YOUR ASSIGNMENT:
Find every line in the records below that holds the word "placeholder" and copy it.

________________

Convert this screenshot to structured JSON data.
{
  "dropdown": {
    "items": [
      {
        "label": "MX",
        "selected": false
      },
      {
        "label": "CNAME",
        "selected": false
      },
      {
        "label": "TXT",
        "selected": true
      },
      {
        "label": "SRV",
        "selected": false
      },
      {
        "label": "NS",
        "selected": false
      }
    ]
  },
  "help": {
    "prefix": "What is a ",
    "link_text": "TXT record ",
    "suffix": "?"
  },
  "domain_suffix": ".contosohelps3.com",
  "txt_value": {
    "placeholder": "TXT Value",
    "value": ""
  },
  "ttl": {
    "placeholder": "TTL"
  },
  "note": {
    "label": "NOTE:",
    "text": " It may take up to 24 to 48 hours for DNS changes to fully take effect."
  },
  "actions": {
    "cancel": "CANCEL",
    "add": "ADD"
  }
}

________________

TASK ANSWER:
    "placeholder": "TXT Value",
    "placeholder": "TTL"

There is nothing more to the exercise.